Qubes takes a somewhat unconventional approach to privacy and security. Rather than focusing on guaranteeing that their code is free of security bugs — a promise that is essentially impossible to make — the Qubes developers adopt a method they call “security by compartmentalization.”
The main idea behind this strategy is to isolate different programs and data sources from one another as much as possible. That way, attackers who gain access to one part of the system are not able to compromise all of the user’s privacy.
Qubes 3.0, the most recent version of the OS, implements compartmentalization using virtual machines that run via the Xen hypervisor. Applications, networking, data storage and even device drivers all run in separate virtual machines that are securely isolated from one another. If a bug allows attackers to break into one of the virtual machines, the rest of the system remains secure.
At the same time, Qubes aims to provide a seamless user experience by letting applications communicate with one another across virtual machines. It also integrates all applications into a graphical desktop environment in a way that makes them appear to be running on the same system. The result is that Qubes looks and feels to the user like a traditional desktop operating system, even though the configuration is much more complex behind the scenes.
Qubes also provides optional support for secure system boot, which helps users ensure that rootkits or hardware-level malware do not compromise their privacy.

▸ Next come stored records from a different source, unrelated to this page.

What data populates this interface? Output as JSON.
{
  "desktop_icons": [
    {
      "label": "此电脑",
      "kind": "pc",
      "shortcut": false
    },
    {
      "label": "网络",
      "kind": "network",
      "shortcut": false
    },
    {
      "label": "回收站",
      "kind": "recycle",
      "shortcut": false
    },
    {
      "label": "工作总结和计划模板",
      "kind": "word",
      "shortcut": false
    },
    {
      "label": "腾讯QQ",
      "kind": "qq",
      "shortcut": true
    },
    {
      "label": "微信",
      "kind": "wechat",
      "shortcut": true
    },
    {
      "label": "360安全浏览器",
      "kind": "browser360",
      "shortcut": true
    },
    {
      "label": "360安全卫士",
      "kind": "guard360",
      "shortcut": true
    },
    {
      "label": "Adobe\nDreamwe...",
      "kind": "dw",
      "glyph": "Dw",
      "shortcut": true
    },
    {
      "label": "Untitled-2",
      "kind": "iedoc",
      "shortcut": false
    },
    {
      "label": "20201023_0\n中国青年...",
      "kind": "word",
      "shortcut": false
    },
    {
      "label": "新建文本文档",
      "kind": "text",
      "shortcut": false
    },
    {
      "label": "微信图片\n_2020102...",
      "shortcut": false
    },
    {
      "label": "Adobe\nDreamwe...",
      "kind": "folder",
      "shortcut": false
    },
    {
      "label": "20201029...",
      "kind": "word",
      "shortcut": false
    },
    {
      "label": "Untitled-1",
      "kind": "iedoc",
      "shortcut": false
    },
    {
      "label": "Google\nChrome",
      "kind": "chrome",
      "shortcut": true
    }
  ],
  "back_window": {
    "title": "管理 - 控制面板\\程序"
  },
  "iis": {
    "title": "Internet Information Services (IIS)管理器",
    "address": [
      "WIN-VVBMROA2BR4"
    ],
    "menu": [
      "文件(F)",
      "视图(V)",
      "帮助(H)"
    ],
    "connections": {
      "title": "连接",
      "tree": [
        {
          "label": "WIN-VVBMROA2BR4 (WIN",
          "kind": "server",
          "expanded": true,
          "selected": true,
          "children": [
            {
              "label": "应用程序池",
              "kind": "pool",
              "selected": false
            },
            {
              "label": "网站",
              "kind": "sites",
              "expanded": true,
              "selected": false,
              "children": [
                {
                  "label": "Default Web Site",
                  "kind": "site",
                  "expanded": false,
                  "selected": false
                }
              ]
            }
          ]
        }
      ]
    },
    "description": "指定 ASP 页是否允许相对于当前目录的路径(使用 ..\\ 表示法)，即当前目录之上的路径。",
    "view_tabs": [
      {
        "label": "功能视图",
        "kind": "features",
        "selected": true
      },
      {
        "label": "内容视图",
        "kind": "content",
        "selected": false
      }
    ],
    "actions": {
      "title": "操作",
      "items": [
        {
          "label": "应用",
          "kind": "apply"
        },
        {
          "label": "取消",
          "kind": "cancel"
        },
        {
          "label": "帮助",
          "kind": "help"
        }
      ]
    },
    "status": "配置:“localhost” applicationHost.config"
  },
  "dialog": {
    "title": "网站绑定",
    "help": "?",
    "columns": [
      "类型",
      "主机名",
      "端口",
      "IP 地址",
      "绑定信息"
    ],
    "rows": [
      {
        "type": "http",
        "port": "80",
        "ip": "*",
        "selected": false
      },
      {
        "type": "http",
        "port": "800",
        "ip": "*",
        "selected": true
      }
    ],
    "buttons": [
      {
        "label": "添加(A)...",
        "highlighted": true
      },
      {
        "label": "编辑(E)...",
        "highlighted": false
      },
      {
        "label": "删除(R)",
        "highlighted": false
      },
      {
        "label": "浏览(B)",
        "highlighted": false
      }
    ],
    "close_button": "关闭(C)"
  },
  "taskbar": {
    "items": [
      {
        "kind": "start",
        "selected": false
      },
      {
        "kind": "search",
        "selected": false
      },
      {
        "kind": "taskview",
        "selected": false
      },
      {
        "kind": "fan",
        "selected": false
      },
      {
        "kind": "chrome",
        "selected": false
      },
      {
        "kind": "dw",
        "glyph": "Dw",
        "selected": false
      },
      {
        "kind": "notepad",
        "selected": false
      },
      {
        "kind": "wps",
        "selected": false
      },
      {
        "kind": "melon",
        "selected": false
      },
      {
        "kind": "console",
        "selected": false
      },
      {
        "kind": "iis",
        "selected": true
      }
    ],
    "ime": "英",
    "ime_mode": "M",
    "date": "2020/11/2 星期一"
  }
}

Qubes has made headlines recently as one of Edward Snowden’s preferred operating systems. If it helped him hide his identity and protect sensitive data, there’s a good chance it will meet the needs of many other privacy-minded users as well.